[The input — start]

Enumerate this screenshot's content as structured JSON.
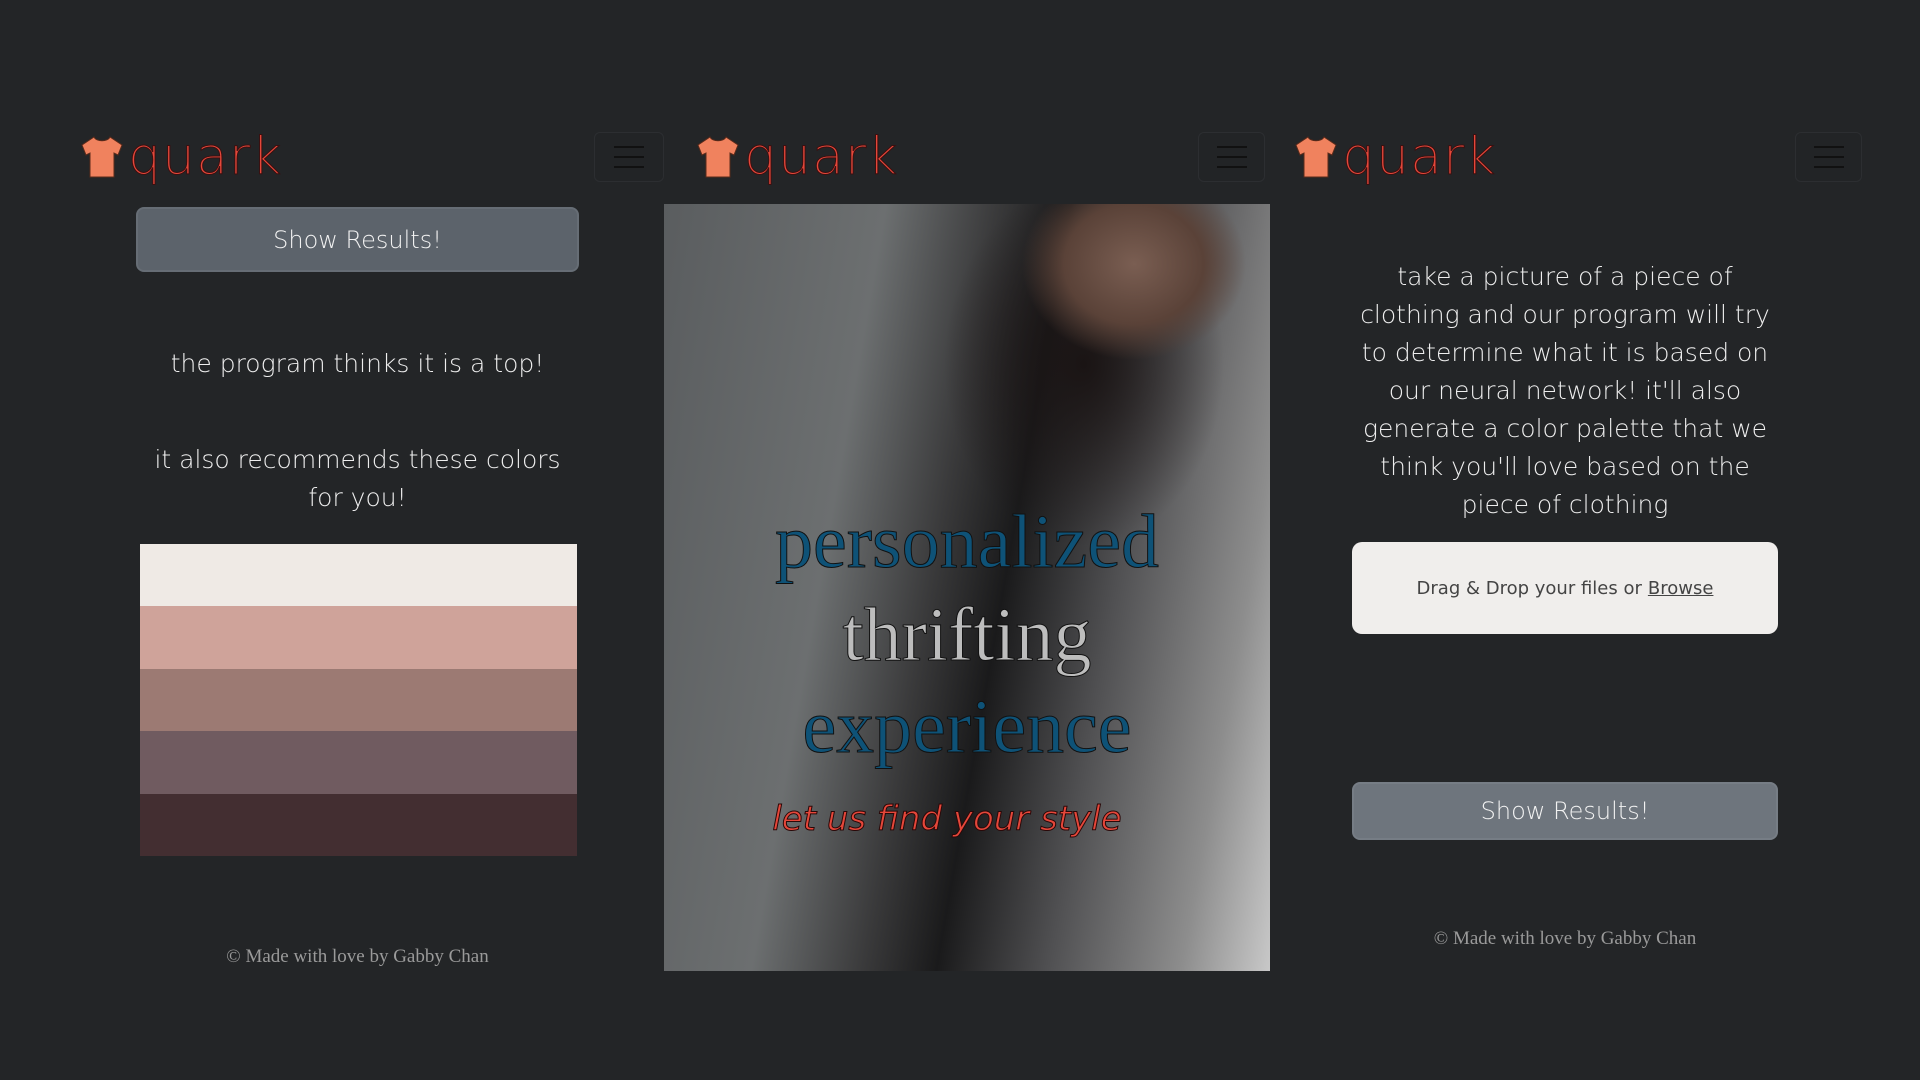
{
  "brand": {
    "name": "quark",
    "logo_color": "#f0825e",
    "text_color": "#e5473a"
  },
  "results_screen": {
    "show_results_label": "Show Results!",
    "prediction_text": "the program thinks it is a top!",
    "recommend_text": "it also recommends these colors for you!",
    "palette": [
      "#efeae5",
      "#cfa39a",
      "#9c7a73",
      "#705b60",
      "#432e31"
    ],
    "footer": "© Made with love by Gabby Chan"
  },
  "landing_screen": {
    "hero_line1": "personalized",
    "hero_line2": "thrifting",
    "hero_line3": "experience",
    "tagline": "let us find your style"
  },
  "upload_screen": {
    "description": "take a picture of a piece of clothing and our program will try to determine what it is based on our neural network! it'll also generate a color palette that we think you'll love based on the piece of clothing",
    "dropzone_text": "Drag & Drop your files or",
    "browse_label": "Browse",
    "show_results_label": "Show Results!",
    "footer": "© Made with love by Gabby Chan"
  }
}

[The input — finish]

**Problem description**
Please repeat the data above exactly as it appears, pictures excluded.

**Response box**
Enumerate this screenshot's content as structured JSON.
{
  "brand": {
    "name": "quark",
    "logo_color": "#f0825e",
    "text_color": "#e5473a"
  },
  "results_screen": {
    "show_results_label": "Show Results!",
    "prediction_text": "the program thinks it is a top!",
    "recommend_text": "it also recommends these colors for you!",
    "palette": [
      "#efeae5",
      "#cfa39a",
      "#9c7a73",
      "#705b60",
      "#432e31"
    ],
    "footer": "© Made with love by Gabby Chan"
  },
  "landing_screen": {
    "hero_line1": "personalized",
    "hero_line2": "thrifting",
    "hero_line3": "experience",
    "tagline": "let us find your style"
  },
  "upload_screen": {
    "description": "take a picture of a piece of clothing and our program will try to determine what it is based on our neural network! it'll also generate a color palette that we think you'll love based on the piece of clothing",
    "dropzone_text": "Drag & Drop your files or",
    "browse_label": "Browse",
    "show_results_label": "Show Results!",
    "footer": "© Made with love by Gabby Chan"
  }
}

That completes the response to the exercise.